The year 1886 marked the beginning of the development of the City of Tampa.  It was the year that Vicente Martinez Ybor established the first cigar factory in what later became known as Ybor City and the year when Henry B. Plant decided to extend his railroad to Tampa, develop Port Tampa and build the Tampa Bay Hotel, inaugurated January 1891.

The construction in 1888 of the bridge over the Hillsborough River on Lafayette Street (now Kennedy Blvd.) prompted the development of some 20 acres of land acquired that same year by O. H. Platt and named Hyde Park for Hyde Park, IL where he hailed from.  A combintion of individual subdivisions quickly developed and by 1910 about 100 acres of citrus groves south of Swann Avenue had been subdivided.

The development of Hyde Park was a mixture of styles with its early structures representing several revival styles which included Queen Anne, Tudor, Classical, Colonial, French and Mediterranean.  Later structures included Craftsman, Prairie and Bungalow styles as well as vernacular structures which do not follow any academic influence.  

The establishment of the cigar industry in Ybor City prompted the development of the area.  Its early inhabitants were immigrants from Spain, Italy and Cuba and the influence of their diverse cultural backgrounds can still be seen today in the distinct architecture of its buildings.  In the Cigar Factories Project pages you can learn about the cigar factories structures that still remain standing today.

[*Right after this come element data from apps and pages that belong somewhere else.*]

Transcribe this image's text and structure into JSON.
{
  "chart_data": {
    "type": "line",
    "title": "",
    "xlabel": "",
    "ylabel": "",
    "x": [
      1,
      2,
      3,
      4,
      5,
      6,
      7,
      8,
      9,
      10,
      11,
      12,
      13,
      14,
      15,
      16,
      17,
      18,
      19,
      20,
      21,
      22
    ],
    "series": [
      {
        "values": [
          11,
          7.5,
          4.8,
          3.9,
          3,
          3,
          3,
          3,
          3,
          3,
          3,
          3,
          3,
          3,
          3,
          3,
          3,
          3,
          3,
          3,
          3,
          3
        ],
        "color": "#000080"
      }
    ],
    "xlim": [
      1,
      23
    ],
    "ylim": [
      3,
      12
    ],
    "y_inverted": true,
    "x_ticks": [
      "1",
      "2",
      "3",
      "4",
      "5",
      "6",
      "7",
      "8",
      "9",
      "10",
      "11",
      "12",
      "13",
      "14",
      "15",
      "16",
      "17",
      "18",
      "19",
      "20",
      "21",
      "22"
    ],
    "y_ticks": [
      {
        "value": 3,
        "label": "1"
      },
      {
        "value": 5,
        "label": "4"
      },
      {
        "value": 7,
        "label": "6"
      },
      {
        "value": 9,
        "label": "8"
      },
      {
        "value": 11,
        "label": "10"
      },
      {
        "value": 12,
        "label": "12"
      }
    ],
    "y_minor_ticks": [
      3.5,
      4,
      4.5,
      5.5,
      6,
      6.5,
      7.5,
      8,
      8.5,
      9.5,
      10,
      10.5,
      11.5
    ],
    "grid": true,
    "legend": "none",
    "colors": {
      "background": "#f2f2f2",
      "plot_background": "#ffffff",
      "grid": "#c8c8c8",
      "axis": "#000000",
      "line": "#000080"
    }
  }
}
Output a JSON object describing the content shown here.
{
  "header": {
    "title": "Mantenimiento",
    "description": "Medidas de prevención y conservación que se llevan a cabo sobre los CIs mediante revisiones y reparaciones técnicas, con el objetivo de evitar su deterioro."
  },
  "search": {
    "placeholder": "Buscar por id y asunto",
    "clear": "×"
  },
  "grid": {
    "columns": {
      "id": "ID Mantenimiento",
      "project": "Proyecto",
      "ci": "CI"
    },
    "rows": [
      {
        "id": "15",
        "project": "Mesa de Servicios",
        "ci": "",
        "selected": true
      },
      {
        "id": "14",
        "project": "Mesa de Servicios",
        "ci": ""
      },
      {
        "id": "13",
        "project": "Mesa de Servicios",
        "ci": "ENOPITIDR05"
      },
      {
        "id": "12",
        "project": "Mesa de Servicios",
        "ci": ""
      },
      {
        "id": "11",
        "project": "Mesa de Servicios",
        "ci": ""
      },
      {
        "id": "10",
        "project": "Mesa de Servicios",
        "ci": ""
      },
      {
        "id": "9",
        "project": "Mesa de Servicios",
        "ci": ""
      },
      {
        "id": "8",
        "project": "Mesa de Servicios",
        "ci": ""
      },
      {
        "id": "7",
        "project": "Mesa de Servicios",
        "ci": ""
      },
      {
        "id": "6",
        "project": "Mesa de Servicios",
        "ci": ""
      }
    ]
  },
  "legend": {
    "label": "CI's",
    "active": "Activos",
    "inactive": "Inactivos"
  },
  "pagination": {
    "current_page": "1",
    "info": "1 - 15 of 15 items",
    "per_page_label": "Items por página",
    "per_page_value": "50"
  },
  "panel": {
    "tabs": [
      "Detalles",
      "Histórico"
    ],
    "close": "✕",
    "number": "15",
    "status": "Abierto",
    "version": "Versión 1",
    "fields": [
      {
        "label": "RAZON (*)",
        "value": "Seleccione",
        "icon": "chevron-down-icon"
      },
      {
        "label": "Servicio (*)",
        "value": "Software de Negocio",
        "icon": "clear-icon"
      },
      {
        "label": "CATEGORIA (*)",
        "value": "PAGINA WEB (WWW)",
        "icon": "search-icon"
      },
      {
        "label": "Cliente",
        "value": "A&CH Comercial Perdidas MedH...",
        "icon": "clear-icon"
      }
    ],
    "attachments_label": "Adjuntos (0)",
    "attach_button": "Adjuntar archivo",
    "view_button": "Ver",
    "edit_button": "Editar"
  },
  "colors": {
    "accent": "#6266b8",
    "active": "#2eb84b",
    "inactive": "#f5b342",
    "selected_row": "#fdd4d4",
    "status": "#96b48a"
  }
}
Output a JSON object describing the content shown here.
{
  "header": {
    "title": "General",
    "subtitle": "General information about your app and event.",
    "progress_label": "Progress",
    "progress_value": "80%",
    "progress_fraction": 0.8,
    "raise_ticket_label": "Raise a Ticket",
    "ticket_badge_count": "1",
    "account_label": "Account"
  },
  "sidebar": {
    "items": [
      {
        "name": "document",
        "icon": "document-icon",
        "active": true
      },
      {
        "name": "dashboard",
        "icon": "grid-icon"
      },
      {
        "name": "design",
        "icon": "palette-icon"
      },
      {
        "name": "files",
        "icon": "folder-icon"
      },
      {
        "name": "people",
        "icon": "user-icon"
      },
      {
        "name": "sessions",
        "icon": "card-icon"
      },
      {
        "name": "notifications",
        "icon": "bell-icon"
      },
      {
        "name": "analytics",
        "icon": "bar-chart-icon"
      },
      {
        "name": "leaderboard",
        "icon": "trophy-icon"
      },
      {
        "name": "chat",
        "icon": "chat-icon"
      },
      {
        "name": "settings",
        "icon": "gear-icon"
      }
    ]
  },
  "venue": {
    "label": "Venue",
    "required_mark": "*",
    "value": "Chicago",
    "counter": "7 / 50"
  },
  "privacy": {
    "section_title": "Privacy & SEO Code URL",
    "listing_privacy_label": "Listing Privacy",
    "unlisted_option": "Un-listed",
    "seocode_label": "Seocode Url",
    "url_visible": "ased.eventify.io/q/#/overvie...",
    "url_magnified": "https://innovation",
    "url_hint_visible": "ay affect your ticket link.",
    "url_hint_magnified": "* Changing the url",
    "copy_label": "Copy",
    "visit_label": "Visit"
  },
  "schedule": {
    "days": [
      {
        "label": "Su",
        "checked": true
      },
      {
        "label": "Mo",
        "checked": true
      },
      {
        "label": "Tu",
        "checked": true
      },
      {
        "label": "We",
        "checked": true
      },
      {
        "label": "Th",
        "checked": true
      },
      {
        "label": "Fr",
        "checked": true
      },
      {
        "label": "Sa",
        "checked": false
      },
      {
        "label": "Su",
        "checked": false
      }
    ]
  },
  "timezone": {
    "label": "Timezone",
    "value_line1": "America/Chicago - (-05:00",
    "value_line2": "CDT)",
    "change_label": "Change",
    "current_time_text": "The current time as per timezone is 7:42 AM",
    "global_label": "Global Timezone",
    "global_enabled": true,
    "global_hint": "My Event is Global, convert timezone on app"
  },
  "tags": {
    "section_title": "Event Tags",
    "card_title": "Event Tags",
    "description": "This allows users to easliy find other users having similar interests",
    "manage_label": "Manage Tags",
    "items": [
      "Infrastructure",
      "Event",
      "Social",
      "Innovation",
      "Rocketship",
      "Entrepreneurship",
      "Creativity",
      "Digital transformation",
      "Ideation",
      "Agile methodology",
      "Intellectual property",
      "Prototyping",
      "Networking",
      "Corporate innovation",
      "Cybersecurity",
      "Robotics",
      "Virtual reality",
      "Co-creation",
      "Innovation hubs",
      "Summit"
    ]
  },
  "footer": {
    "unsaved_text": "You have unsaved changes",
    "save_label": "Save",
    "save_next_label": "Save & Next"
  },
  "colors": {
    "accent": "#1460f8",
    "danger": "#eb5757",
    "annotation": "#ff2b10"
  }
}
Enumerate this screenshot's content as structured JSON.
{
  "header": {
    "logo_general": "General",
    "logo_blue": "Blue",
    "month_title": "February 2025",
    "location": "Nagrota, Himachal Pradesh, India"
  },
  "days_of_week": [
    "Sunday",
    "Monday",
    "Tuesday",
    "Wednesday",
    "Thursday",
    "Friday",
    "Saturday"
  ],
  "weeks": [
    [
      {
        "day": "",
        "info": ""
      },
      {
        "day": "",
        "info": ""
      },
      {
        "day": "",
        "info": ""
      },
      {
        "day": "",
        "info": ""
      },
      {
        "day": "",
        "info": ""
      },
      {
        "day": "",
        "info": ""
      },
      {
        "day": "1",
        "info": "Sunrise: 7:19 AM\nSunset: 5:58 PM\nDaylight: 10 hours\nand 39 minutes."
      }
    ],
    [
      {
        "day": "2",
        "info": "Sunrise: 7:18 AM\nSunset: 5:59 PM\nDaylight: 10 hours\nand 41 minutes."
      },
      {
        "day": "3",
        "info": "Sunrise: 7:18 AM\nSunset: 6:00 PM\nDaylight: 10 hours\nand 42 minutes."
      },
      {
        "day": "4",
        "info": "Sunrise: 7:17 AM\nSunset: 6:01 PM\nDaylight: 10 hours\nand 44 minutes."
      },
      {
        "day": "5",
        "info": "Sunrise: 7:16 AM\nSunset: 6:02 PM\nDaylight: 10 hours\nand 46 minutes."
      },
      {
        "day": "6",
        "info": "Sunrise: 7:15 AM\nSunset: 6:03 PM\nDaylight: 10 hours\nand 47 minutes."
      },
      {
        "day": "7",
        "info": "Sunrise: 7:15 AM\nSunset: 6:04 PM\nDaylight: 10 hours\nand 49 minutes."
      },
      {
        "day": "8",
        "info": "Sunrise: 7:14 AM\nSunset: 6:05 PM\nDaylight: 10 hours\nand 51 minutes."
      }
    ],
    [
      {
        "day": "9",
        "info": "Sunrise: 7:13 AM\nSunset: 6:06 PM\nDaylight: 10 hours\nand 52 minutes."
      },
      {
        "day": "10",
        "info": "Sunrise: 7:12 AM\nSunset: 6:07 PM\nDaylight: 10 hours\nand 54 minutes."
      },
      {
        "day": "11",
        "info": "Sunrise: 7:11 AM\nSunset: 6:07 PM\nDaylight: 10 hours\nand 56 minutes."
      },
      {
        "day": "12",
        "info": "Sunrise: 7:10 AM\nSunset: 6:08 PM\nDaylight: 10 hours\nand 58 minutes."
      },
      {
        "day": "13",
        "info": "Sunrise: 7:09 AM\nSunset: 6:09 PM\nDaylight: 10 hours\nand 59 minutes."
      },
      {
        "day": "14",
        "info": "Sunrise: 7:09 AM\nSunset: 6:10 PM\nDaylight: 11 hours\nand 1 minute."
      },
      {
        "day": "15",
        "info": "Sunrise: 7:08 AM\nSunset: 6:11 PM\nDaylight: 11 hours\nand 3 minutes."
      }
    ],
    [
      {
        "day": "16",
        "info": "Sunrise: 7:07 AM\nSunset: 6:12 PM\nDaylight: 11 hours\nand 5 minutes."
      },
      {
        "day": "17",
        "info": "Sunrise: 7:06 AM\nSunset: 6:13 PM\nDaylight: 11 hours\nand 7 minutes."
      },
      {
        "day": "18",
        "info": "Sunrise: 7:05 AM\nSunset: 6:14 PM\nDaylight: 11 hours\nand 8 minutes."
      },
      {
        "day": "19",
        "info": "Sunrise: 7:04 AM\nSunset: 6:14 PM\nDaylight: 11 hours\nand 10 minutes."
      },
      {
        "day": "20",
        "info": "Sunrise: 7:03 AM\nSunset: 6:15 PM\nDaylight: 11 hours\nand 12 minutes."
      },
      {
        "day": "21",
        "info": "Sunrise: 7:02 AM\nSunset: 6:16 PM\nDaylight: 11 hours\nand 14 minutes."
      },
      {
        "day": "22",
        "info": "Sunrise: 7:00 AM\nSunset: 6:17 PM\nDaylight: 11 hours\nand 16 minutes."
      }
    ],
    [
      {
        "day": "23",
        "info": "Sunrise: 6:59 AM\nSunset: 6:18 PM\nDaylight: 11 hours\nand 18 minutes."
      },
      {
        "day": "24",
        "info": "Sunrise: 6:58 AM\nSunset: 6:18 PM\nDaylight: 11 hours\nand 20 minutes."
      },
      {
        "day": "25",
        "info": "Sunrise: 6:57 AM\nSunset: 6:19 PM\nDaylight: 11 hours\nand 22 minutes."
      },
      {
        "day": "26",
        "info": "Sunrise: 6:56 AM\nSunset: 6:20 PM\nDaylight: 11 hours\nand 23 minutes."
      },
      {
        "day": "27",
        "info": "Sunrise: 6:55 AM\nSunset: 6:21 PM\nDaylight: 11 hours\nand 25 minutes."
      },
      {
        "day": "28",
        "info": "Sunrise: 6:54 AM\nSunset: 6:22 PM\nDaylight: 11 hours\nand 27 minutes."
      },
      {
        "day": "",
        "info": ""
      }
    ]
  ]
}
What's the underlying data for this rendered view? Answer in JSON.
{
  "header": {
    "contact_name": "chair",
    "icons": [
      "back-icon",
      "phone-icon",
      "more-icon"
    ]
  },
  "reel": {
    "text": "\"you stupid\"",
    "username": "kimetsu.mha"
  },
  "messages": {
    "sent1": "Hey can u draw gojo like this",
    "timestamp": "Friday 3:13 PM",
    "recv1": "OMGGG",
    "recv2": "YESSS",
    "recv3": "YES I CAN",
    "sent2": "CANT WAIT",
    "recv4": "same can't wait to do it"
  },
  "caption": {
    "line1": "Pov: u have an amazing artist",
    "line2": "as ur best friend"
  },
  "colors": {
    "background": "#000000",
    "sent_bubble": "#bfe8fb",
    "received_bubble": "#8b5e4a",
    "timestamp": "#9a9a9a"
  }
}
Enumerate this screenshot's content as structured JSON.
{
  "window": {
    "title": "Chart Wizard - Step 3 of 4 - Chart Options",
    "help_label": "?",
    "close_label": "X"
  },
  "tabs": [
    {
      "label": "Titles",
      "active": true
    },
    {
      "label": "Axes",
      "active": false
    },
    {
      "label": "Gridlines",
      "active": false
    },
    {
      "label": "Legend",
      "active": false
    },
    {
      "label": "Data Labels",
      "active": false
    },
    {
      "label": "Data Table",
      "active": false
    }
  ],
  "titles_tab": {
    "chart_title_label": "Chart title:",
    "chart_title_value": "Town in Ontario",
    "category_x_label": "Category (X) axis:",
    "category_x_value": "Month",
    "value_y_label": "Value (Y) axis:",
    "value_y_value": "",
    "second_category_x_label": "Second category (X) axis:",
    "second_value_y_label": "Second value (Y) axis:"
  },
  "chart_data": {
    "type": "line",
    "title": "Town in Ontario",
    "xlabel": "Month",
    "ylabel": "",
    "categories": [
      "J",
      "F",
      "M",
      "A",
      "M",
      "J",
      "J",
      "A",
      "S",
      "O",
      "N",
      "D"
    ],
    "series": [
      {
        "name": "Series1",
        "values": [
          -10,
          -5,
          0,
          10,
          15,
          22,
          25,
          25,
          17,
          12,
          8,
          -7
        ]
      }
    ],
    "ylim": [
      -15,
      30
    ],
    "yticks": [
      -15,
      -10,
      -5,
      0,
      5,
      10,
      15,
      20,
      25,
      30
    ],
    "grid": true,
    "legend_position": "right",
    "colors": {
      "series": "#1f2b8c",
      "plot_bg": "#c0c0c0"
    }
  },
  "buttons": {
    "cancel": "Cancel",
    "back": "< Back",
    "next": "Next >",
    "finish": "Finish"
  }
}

The two galleries below illustrate the distinct architectural styles of Tampa and Ybor City, where residential structures remaining mainly represent those of the cigar workers.